(What the exercise asks): Without skipping anything, print all of the data exactly.

(Data extracts):

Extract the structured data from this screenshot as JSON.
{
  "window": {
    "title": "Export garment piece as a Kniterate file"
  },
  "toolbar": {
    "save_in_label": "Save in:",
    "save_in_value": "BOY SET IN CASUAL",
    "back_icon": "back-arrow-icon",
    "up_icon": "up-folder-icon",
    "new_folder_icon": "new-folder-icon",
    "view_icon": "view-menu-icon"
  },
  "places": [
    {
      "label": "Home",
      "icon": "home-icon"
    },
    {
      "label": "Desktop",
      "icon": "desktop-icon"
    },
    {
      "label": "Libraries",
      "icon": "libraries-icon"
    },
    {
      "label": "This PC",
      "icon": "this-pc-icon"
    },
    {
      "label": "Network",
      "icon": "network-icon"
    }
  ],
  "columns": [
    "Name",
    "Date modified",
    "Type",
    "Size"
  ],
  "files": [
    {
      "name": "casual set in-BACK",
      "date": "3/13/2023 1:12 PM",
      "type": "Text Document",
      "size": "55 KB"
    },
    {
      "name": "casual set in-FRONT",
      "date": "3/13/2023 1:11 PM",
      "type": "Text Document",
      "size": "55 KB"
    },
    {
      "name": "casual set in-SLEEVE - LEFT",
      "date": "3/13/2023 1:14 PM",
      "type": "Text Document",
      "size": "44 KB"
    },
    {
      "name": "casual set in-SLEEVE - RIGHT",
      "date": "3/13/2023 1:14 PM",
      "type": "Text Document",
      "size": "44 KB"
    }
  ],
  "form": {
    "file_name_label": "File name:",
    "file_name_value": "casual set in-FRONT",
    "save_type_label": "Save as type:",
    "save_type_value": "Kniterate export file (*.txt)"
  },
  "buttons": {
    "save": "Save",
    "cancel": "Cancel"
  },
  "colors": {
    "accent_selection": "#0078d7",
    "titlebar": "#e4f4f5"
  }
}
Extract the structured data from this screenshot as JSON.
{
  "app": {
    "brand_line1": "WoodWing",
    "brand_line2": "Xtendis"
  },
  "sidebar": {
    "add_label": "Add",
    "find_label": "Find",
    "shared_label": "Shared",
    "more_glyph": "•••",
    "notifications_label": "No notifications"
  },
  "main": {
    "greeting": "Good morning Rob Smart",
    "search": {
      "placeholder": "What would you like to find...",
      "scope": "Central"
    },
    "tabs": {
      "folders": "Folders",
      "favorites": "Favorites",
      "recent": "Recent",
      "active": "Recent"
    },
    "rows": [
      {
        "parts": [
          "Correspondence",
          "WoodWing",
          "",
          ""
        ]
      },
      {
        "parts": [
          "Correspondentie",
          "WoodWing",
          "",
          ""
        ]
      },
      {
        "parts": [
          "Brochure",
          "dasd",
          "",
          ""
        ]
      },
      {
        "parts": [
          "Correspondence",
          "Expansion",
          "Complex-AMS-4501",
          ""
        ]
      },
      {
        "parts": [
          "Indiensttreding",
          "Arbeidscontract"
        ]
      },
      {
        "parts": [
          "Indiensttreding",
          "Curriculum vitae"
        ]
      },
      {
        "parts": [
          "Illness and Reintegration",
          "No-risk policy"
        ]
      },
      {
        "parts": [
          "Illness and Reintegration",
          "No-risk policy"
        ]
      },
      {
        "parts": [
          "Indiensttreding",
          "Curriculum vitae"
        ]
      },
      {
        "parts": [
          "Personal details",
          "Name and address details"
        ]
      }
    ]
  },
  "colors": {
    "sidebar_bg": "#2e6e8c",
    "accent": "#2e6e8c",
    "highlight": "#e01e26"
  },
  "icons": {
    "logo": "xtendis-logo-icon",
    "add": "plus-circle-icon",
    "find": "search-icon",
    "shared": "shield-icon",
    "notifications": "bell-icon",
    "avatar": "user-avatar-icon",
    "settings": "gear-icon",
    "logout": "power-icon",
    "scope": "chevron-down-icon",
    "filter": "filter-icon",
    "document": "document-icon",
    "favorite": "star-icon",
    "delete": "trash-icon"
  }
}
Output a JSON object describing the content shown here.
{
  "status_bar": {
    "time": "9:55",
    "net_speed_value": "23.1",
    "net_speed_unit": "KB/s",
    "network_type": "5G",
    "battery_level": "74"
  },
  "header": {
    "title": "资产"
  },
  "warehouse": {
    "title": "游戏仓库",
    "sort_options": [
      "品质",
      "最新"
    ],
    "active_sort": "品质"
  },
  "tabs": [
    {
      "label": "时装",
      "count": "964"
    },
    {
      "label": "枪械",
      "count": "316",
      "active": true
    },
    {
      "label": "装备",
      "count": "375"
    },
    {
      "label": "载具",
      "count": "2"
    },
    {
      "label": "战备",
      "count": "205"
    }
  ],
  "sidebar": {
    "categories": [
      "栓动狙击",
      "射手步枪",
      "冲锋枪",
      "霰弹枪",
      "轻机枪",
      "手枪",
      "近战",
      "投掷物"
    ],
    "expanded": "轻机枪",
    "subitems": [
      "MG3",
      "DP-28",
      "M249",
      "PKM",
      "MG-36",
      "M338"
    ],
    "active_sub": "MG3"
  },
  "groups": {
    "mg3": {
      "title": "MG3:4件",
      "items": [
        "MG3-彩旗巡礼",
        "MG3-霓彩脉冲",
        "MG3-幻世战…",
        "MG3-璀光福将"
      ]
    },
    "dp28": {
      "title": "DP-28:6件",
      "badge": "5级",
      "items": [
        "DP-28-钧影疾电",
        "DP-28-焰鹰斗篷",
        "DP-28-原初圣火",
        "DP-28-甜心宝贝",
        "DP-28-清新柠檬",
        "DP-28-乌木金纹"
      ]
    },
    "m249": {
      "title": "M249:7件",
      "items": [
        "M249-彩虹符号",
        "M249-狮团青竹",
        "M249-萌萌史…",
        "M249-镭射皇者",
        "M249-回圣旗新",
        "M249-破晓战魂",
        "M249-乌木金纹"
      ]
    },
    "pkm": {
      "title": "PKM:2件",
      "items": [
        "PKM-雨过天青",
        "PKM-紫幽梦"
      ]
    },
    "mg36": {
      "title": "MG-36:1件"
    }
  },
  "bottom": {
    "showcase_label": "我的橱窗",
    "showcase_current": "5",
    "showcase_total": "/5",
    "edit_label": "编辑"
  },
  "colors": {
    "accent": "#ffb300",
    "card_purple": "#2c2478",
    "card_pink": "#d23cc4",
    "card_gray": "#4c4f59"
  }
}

(Answer to this problem):
Extract the structured data from this screenshot as JSON.
{
  "window": {
    "title": "Export garment piece as a Kniterate file"
  },
  "toolbar": {
    "save_in_label": "Save in:",
    "save_in_value": "BOY SET IN CASUAL",
    "back_icon": "back-arrow-icon",
    "up_icon": "up-folder-icon",
    "new_folder_icon": "new-folder-icon",
    "view_icon": "view-menu-icon"
  },
  "places": [
    {
      "label": "Home",
      "icon": "home-icon"
    },
    {
      "label": "Desktop",
      "icon": "desktop-icon"
    },
    {
      "label": "Libraries",
      "icon": "libraries-icon"
    },
    {
      "label": "This PC",
      "icon": "this-pc-icon"
    },
    {
      "label": "Network",
      "icon": "network-icon"
    }
  ],
  "columns": [
    "Name",
    "Date modified",
    "Type",
    "Size"
  ],
  "files": [
    {
      "name": "casual set in-BACK",
      "date": "3/13/2023 1:12 PM",
      "type": "Text Document",
      "size": "55 KB"
    },
    {
      "name": "casual set in-FRONT",
      "date": "3/13/2023 1:11 PM",
      "type": "Text Document",
      "size": "55 KB"
    },
    {
      "name": "casual set in-SLEEVE - LEFT",
      "date": "3/13/2023 1:14 PM",
      "type": "Text Document",
      "size": "44 KB"
    },
    {
      "name": "casual set in-SLEEVE - RIGHT",
      "date": "3/13/2023 1:14 PM",
      "type": "Text Document",
      "size": "44 KB"
    }
  ],
  "form": {
    "file_name_label": "File name:",
    "file_name_value": "casual set in-FRONT",
    "save_type_label": "Save as type:",
    "save_type_value": "Kniterate export file (*.txt)"
  },
  "buttons": {
    "save": "Save",
    "cancel": "Cancel"
  },
  "colors": {
    "accent_selection": "#0078d7",
    "titlebar": "#e4f4f5"
  }
}
Extract the structured data from this screenshot as JSON.
{
  "app": {
    "brand_line1": "WoodWing",
    "brand_line2": "Xtendis"
  },
  "sidebar": {
    "add_label": "Add",
    "find_label": "Find",
    "shared_label": "Shared",
    "more_glyph": "•••",
    "notifications_label": "No notifications"
  },
  "main": {
    "greeting": "Good morning Rob Smart",
    "search": {
      "placeholder": "What would you like to find...",
      "scope": "Central"
    },
    "tabs": {
      "folders": "Folders",
      "favorites": "Favorites",
      "recent": "Recent",
      "active": "Recent"
    },
    "rows": [
      {
        "parts": [
          "Correspondence",
          "WoodWing",
          "",
          ""
        ]
      },
      {
        "parts": [
          "Correspondentie",
          "WoodWing",
          "",
          ""
        ]
      },
      {
        "parts": [
          "Brochure",
          "dasd",
          "",
          ""
        ]
      },
      {
        "parts": [
          "Correspondence",
          "Expansion",
          "Complex-AMS-4501",
          ""
        ]
      },
      {
        "parts": [
          "Indiensttreding",
          "Arbeidscontract"
        ]
      },
      {
        "parts": [
          "Indiensttreding",
          "Curriculum vitae"
        ]
      },
      {
        "parts": [
          "Illness and Reintegration",
          "No-risk policy"
        ]
      },
      {
        "parts": [
          "Illness and Reintegration",
          "No-risk policy"
        ]
      },
      {
        "parts": [
          "Indiensttreding",
          "Curriculum vitae"
        ]
      },
      {
        "parts": [
          "Personal details",
          "Name and address details"
        ]
      }
    ]
  },
  "colors": {
    "sidebar_bg": "#2e6e8c",
    "accent": "#2e6e8c",
    "highlight": "#e01e26"
  },
  "icons": {
    "logo": "xtendis-logo-icon",
    "add": "plus-circle-icon",
    "find": "search-icon",
    "shared": "shield-icon",
    "notifications": "bell-icon",
    "avatar": "user-avatar-icon",
    "settings": "gear-icon",
    "logout": "power-icon",
    "scope": "chevron-down-icon",
    "filter": "filter-icon",
    "document": "document-icon",
    "favorite": "star-icon",
    "delete": "trash-icon"
  }
}
Output a JSON object describing the content shown here.
{
  "status_bar": {
    "time": "9:55",
    "net_speed_value": "23.1",
    "net_speed_unit": "KB/s",
    "network_type": "5G",
    "battery_level": "74"
  },
  "header": {
    "title": "资产"
  },
  "warehouse": {
    "title": "游戏仓库",
    "sort_options": [
      "品质",
      "最新"
    ],
    "active_sort": "品质"
  },
  "tabs": [
    {
      "label": "时装",
      "count": "964"
    },
    {
      "label": "枪械",
      "count": "316",
      "active": true
    },
    {
      "label": "装备",
      "count": "375"
    },
    {
      "label": "载具",
      "count": "2"
    },
    {
      "label": "战备",
      "count": "205"
    }
  ],
  "sidebar": {
    "categories": [
      "栓动狙击",
      "射手步枪",
      "冲锋枪",
      "霰弹枪",
      "轻机枪",
      "手枪",
      "近战",
      "投掷物"
    ],
    "expanded": "轻机枪",
    "subitems": [
      "MG3",
      "DP-28",
      "M249",
      "PKM",
      "MG-36",
      "M338"
    ],
    "active_sub": "MG3"
  },
  "groups": {
    "mg3": {
      "title": "MG3:4件",
      "items": [
        "MG3-彩旗巡礼",
        "MG3-霓彩脉冲",
        "MG3-幻世战…",
        "MG3-璀光福将"
      ]
    },
    "dp28": {
      "title": "DP-28:6件",
      "badge": "5级",
      "items": [
        "DP-28-钧影疾电",
        "DP-28-焰鹰斗篷",
        "DP-28-原初圣火",
        "DP-28-甜心宝贝",
        "DP-28-清新柠檬",
        "DP-28-乌木金纹"
      ]
    },
    "m249": {
      "title": "M249:7件",
      "items": [
        "M249-彩虹符号",
        "M249-狮团青竹",
        "M249-萌萌史…",
        "M249-镭射皇者",
        "M249-回圣旗新",
        "M249-破晓战魂",
        "M249-乌木金纹"
      ]
    },
    "pkm": {
      "title": "PKM:2件",
      "items": [
        "PKM-雨过天青",
        "PKM-紫幽梦"
      ]
    },
    "mg36": {
      "title": "MG-36:1件"
    }
  },
  "bottom": {
    "showcase_label": "我的橱窗",
    "showcase_current": "5",
    "showcase_total": "/5",
    "edit_label": "编辑"
  },
  "colors": {
    "accent": "#ffb300",
    "card_purple": "#2c2478",
    "card_pink": "#d23cc4",
    "card_gray": "#4c4f59"
  }
}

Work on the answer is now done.